Nanofiltration has a pore size range of 0.001-0.01um. NF membranes can filter particles up to and including some salts, synthetic dyes, and sugars, however, it is unable to remove most aqueous salts and metallic ions. 

Filtration Process

The wastewater passes through the membrane layer inside a multichannel filter element at a high velocity. Driven by pressure, the filtrate passes through the membrane layer vertically while the solids and large molecules continue to recirculate in the feed water.  These solids and large molecules will be periodically discharged through the concentrate stream to effluent or to a concentrate holding tank for post treatment.  

Ceramic filter membranes have many unique advantages compared to polymeric membranes:

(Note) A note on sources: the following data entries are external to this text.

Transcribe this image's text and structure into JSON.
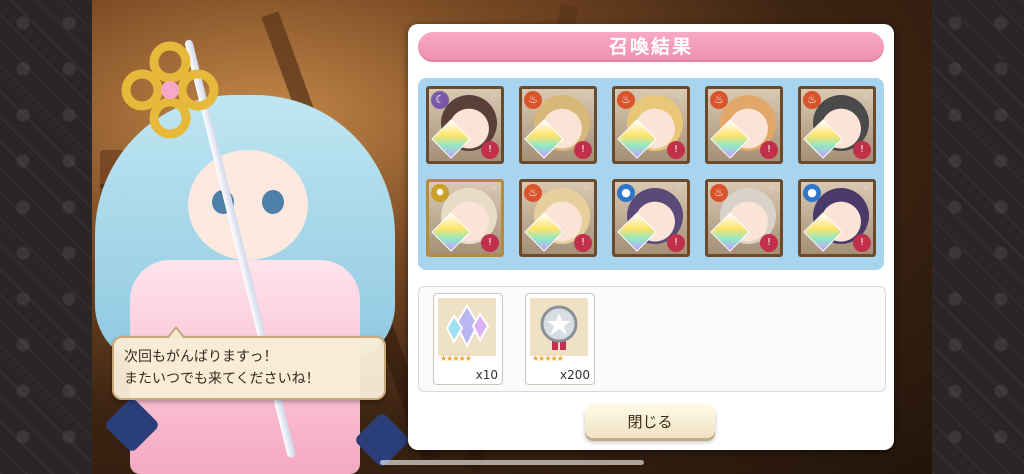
{
  "panel": {
    "title": "召喚結果",
    "close_label": "閉じる"
  },
  "speech": {
    "line1": "次回もがんばりますっ！",
    "line2": "またいつでも来てくださいね！"
  },
  "summon_results": [
    {
      "element": "moon",
      "element_color": "#7a5aa8",
      "rarity_gem": true
    },
    {
      "element": "fire",
      "element_color": "#d9542c",
      "rarity_gem": true
    },
    {
      "element": "fire",
      "element_color": "#d9542c",
      "rarity_gem": true
    },
    {
      "element": "fire",
      "element_color": "#d9542c",
      "rarity_gem": true
    },
    {
      "element": "fire",
      "element_color": "#d9542c",
      "rarity_gem": true
    },
    {
      "element": "sun",
      "element_color": "#c9a12a",
      "rarity_gem": true
    },
    {
      "element": "fire",
      "element_color": "#d9542c",
      "rarity_gem": true
    },
    {
      "element": "water",
      "element_color": "#2f76c8",
      "rarity_gem": true
    },
    {
      "element": "fire",
      "element_color": "#d9542c",
      "rarity_gem": true
    },
    {
      "element": "water",
      "element_color": "#2f76c8",
      "rarity_gem": true
    }
  ],
  "items": [
    {
      "icon": "crystal-icon",
      "stars": "★★★★★",
      "count": "x10"
    },
    {
      "icon": "medal-icon",
      "stars": "★★★★★",
      "count": "x200"
    }
  ],
  "colors": {
    "title_bar": "#ee8fb0",
    "grid_background": "#a9d4f0"
  }
}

  • Excellent Resistance to Acid, Alkaline and Oxidizing Chemicals
  • Solvent Stability  
  • High Thermal Stability
  • Fine Separability with Narrow Pore Size Distribution
  • Excellent Mechanical and Abrasive Resistance
  • Extremely Long Work Life
  • Compact Multi-Channel Geometry and high Permeability are Optimized for Bulk Flow Applications

Membrane Modules

The stainless-steel module is filled with ceramic membrane filter elements. Based on different flow rate and applications the number of filter elements and modules can vary.  The modular design allows protection of the ceramic filter elements.  Vibration reduction locks the membranes in place to prevent breakage which can lead to membrane failure.  The design of the modules allows for forward flow, back flow, and back pulse flow through the pores to keep the membranes clear during operation.   

The stainless-steel modules allow for aggressive chemical cleaning at elevated temperatures for the ceramic filter elements.  These cannot always be achieved in non-metallic modules.   

Ceramic membranes get great separation results due to its high mechanical strength, large amount of penetration, easy cleaning and narrow bore diameter distribution while it can be used for a much longer time because of its resistance to high temperature, chemical corrosion and microorganisms.

How Clean Does It Have To Be?

Ceramic Microfiltration can be used for a number of wastewater recycling or product recovery applications.

Example #1 – Metalworking Fluids

Metal parts are removed from wax molds leaving particulates, oils and greases, and cleaners in the rinse waters.  Client wants to reuse/recover as much of the rinse water as possible to minimize freshwater usage. 

Figure 1. Process Wastewater and Microfiltration Filtrate

Many industrial dischargers have installed
dissolved air flotation (DAF) systems to
achieve compliance with local effluent
discharge limitations. In many plants, the
effluent wastewater clarity looks
extremely good. There is little to no TSS
carryover, possibly some foam due to
cleaners or detergents used upstream,
and oil and grease concentrations less
than 100 mg/L.
This effluent might be able to be used as
reuse water but there is a need to ensure
that the oil and grease concentrations are
lower and any TSS is almost non-existent.
Filtering the DAF effluent through a
ceramic microfiltration system may
produce the reuse water quality for the
industrial application.

Figure 2. DAF Effluent
Figure 3. DAF Effluent and Microfiltration 0.2 µm Filtrate Samples
Figure 4. DAF Effluent and Microfiltration 0.2 µm Filtrate Samples
Figure 5. DAF Effluent, 0.2 µm and 0.1 µm Filtrate Samples

Membrane filtration systems generate a wastestream referred to as the concentrate.  Depending upon the wastestream source the concentrate can become highly concentrated with Total Suspended Solids (TSS) and Fats, Oils, and Greases (FOG).  These pollutants need to be disposed.  The concentrate cannot be discharged to the effluent sewer because it will lead to noncompliance.  

When using microfiltration or ultrafiltration for recycling DAF effluent, the majority of the FOG and TSS pollutants are removed from the wastewater.  This lighter wastewater loading allows the filtration systems to process the wastewater longer without having to stop frequently for membrane cleaning.  

In addition, the concentrate can be discharged back into the wastewater equalization tank for processing through the DAF to remove the TSS and FOG loadings.  It is a win-win method to maximize recycle water applications. 

Contact Us For More Information